The CBBG leadership exemplifies “diversity that fosters diversity,” and brings together four universities with large minority enrollments and exemplary outreach STEM programs. The CBBG’s comprehensive educational and diversity programs include outreach to K-12, community college, and 4-year college undergraduates to expose them to scientific principles and engineering solutions. Undergraduate and graduate curricula, mentoring and internship programs, and professional development programs such as job shadowing are used to train a workforce equipped with the interdisciplinary skills necessary for success in this emerging field. CBBG outreach programs are designed to captivate a diverse group of students and foster interest in the interdependence between societal well-being, the engineered infrastructure, and the natural world.

Resources for Diversity, Inclusion, and Equity:

We are pleased to announce a new BioGeotechNotes weekly feature: Resources on Inclusion Diversity and Equity, or RIDE. To enhance our commitment to educating ourselves on issues associated with equity and inclusion, and to foster creation of a welcoming and inclusive environment, this space will highlight different resources each week on these important topics. These weekly recommendations compliment the many resources now included in both our Diversity and Inclusion webpage and our CBBG Slack Channel Diversity-and-Inclusion. Our intent is to promote greater awareness and understanding of the barriers, both explicit and implicit, faced by some of our colleagues and also to provide recommended actions in response to injustice.

October 27th, 2020 – UPDATE:

Because of the time demands on each of us, we decided to take a break from posting RIDE recommendations this week. Furthermore, as we think about our work going forward, the IDEA team would like to hear from you as to the value you see in continued posting of resources in the newsletter.  Note that we have a SLACK channel and a diversity webpage, which serve as respositories for suggested readings/activities.  The RIDE section simply complements these resources by highlighting selections that may be educational or of interest to our members.  

Please let us know if you reap benefits from these weekly recommendations, if you would like to continue seeing the RIDE section in the newsletter, or if you have other recommendations for promoting inclusion in our Center. Feedback and suggestions can be sent to


Week 1: June 29th – July 3rd, 2020

Week 2: July 6th – 10th, 2020

Week 3: July 13th – 17th, 2020

Week 4: July 20th – 24th, 2020

Week 5: July 27th – 31st, 2020

Week 6: August 3rd – 7th, 2020

Week 7: August 10th – 14th, 2020

Week 8: August 17th – 21st, 2020
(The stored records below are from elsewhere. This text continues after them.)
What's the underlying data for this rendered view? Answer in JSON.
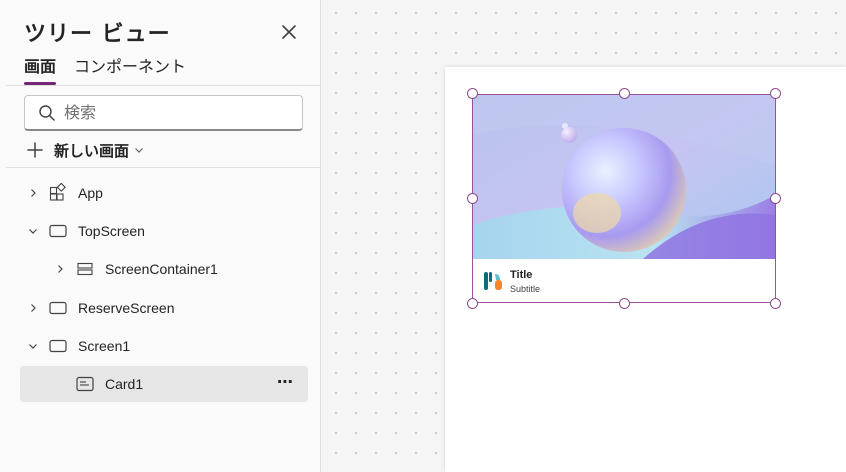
{
  "panel": {
    "title": "ツリー ビュー",
    "tabs": [
      {
        "label": "画面",
        "active": true
      },
      {
        "label": "コンポーネント",
        "active": false
      }
    ],
    "search": {
      "placeholder": "検索",
      "value": ""
    },
    "new_screen_label": "新しい画面"
  },
  "tree": {
    "items": [
      {
        "label": "App",
        "icon": "app-icon",
        "expanded": false
      },
      {
        "label": "TopScreen",
        "icon": "screen-icon",
        "expanded": true
      },
      {
        "label": "ScreenContainer1",
        "icon": "container-icon",
        "expanded": false
      },
      {
        "label": "ReserveScreen",
        "icon": "screen-icon",
        "expanded": false
      },
      {
        "label": "Screen1",
        "icon": "screen-icon",
        "expanded": true
      },
      {
        "label": "Card1",
        "icon": "card-icon",
        "selected": true
      }
    ],
    "more_label": "⋯"
  },
  "card": {
    "title": "Title",
    "subtitle": "Subtitle",
    "logo": "kitchen-utensils-icon"
  },
  "colors": {
    "accent": "#742774",
    "selection": "#9c4f9c",
    "selected_row": "#e6e6e6"
  }
}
  • The Seven E’s of Starting Anti-Racist Work
    • Start with the blog post here (if you have limited time, review this summary of the 7 E’s and discuss with your peers; otherwise, continue to the recorded presentation below)
    • The recorded online webinar can be accessed after registering for the event (start at time marker 19:26)

Week 9: August 24th – 28th, 2020

  • Book: Robin DiAngelo, (2018), White Fragility: Why It’s So Hard for White People to Talk About Racism 
  • Film: RACE: The Power of an Illusion, a 3-part PBS documentary that addresses the biological myth of race and the social, economic, and political realities of racism.
  • August 27th ASU Virtual Townhall: W. Kamau Bell on Black Lives Matter & Pandemic of RACISM (Registration required)

Week 10: August 31st – September 4th, 2020

Week 11: September 8th – 11th, 2020

Week 12: September 14th – 18th, 2020

Week 13: September 21st – 25th, 2020:

Week 14: September 28th – October 2nd, 2020:

  • 7-min video: Housing segregation and redlining: In 1968, Congress passed the Fair Housing Act that made it illegal to discriminate in housing. Gene Demby of NPR’s Code Switch explains why neighborhoods are still so segregated today.
  • Interview to read or listen to: “‘The Color Of Law,” details How U.S. Housing Policies Created Segregation”

Week 15: October 2th – 9th, 2020:

Week 16: October 12th – 16th, 2020:

  • 8-min quick video: Implicit bias: Implicit bias exists when people unconsciously hold attitudes toward others or associate stereotypes with them. Implicit bias can result in unfair judgment and behaviors.
  • Article: “How to Think about “Implicit Bias” (2018), Scientific American by Keith Payne, Laura Niemi, and John Doris

Week 17: October 19th – 23rd, 2020: